Today, the optimum material systems for photoconductive emitters and receivers are different. In THz reflection measurements, this leads to complicated optics or performance compromises. We present photoconductive emitters and detectors fabricated from molecular beam epitaxy (MBE) grown iron (Fe) doped InGaAs, which are well suited for a THz time-domain spectroscopy as both emitters and detectors. As a photoconductive emitter, 75 mu W +/- 5 mu W of radiated THz power was measured. As a detector, THz pulses with a bandwidth of up to 6 THz and a peak dynamic range of 95 dB could be detected. These results are comparable to state-of-the-art THz photoconductors, which allows for simple reflection measurements without a performance decrease. The incorporation of Fe in InGaAs during MBE growth is investigated by secondary ion mass spectroscopy, Hall, and transient differential transmission measurements. Growth temperatures close to 400 degrees C allow for homogeneous Fe doping concentrations up to 5 x 10(20) cm(-3) and result in a photoconductor with an electron lifetime of 0.3 ps, a resistivity of 2 k Omega cm, and an electron mobility higher than 900 cm(2) V-1 s(-1). We show that iron dopants are incorporated up to a maximum concentration of 1 x 10(17) cm(-3) into substitutional lattice sites.
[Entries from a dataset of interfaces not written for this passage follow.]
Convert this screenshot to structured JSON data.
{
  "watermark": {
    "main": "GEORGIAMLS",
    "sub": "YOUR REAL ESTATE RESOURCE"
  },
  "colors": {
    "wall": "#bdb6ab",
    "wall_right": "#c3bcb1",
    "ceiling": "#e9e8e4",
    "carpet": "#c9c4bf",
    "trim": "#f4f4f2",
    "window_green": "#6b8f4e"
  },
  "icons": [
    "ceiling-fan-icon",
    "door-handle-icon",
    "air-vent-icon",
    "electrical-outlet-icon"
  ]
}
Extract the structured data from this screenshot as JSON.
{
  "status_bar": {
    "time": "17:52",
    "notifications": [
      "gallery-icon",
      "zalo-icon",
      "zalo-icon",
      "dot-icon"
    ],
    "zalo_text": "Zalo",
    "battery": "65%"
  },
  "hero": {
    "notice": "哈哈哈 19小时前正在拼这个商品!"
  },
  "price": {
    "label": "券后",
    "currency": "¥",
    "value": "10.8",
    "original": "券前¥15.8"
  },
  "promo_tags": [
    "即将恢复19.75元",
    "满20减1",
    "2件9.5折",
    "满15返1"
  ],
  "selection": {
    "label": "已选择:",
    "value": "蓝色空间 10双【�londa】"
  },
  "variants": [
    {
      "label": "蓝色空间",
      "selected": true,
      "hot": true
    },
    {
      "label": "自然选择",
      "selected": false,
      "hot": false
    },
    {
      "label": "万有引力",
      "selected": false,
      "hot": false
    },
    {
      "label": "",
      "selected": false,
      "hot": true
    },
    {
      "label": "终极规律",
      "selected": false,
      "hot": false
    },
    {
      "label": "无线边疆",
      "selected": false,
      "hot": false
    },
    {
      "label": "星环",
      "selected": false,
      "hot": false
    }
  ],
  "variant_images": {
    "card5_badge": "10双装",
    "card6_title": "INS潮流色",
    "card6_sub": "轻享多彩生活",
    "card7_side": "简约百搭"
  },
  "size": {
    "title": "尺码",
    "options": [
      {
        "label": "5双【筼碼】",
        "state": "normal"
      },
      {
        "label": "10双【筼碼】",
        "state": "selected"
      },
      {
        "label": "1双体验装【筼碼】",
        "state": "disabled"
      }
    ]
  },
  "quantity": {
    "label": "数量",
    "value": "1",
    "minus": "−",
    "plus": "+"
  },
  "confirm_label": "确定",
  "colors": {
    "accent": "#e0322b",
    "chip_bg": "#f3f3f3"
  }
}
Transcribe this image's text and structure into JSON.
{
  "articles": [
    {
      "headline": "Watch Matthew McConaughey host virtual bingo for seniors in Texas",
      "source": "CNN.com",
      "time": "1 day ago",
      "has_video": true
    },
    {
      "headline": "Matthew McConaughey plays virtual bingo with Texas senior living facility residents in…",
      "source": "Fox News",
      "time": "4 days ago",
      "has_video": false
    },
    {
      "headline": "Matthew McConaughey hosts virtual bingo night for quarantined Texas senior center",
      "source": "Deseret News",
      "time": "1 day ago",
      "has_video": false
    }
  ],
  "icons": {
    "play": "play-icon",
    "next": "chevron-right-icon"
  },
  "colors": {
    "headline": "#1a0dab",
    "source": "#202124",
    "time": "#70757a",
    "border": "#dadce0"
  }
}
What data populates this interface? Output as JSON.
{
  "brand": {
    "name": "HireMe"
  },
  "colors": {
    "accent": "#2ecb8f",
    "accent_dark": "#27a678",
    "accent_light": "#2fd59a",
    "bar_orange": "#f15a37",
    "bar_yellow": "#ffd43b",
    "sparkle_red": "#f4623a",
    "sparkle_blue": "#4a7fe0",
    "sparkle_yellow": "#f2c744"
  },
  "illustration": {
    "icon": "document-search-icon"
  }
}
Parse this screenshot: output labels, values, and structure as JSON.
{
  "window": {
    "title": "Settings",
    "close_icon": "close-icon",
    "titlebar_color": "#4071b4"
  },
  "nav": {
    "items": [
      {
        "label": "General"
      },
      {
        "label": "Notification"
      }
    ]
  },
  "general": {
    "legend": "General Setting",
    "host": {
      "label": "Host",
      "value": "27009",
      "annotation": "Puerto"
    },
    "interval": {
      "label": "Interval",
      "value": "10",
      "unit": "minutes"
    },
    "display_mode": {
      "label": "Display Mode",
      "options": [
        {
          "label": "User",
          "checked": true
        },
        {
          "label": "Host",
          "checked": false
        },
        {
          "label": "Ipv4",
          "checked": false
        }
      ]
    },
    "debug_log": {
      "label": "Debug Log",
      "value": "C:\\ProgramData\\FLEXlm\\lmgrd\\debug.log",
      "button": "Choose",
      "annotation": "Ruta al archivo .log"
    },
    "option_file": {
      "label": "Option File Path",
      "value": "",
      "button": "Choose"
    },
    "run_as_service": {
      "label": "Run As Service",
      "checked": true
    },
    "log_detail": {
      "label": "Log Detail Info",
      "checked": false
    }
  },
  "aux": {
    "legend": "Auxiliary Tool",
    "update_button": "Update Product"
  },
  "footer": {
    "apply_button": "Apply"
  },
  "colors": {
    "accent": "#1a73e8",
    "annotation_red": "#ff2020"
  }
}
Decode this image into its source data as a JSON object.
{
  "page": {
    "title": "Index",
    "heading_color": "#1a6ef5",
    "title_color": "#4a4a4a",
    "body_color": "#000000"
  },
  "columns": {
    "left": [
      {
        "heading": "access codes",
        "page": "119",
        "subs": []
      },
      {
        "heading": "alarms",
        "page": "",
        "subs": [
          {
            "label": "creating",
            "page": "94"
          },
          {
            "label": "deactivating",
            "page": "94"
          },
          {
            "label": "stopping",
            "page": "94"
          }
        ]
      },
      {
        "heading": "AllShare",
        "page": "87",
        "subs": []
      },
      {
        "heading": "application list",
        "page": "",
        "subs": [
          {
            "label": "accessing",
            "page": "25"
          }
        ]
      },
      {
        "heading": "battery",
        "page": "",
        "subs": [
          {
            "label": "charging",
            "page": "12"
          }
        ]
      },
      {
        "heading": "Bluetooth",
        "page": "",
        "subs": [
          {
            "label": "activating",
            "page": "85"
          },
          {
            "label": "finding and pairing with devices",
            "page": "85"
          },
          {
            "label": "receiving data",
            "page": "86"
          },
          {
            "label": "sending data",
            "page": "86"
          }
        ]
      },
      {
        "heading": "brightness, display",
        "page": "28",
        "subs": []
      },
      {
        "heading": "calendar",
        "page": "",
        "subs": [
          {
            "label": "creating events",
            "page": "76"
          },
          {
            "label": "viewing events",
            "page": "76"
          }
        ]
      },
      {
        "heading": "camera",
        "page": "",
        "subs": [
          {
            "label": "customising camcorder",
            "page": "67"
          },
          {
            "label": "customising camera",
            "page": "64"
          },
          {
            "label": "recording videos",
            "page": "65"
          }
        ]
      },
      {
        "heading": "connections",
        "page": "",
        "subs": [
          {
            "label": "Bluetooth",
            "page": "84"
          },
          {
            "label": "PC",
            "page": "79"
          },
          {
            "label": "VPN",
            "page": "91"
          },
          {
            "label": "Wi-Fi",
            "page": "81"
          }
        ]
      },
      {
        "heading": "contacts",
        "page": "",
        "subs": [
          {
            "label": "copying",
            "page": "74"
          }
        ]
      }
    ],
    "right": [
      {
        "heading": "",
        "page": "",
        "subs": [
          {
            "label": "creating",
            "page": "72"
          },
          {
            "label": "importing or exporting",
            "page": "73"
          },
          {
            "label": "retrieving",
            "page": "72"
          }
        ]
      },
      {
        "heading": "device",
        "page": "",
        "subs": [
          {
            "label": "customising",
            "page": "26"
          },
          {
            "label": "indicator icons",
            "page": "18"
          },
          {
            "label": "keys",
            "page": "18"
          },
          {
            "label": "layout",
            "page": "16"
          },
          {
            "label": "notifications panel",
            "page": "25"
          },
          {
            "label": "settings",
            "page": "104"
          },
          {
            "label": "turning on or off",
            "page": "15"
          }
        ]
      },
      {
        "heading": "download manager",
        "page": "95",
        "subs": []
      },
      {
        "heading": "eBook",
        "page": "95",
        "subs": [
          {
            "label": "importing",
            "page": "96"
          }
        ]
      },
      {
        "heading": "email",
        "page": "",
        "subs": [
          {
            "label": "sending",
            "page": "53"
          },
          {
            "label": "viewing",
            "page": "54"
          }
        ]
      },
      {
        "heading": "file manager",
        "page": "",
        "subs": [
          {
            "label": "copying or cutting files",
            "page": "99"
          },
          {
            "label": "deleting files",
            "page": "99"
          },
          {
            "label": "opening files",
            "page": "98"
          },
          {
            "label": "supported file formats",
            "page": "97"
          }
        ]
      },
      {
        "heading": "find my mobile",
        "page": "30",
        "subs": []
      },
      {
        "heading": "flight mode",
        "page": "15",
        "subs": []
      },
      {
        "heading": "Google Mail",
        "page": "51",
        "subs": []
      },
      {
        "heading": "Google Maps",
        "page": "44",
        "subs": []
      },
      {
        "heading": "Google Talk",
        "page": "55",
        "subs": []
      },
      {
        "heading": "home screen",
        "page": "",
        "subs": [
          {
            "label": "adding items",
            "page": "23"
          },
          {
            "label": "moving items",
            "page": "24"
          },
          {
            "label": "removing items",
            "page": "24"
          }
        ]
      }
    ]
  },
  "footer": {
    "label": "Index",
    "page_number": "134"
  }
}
The remaining dopants are electrically inactive and form defects that are anneal-stable up to a temperature of 600 degrees C. The fast recombination center in Fe-doped InGaAs is an unidentified defect, representing approximate to 0.5% of the nominal iron concentration. The electron and hole capture cross section of this defect is determined as sigma(e) = 3.8 x 10(-14) cm(2) and sigma(h) = 5.5 x 10(-15) cm(2), respectively.

: http://publica.fraunhofer.de/documents/N-480833.html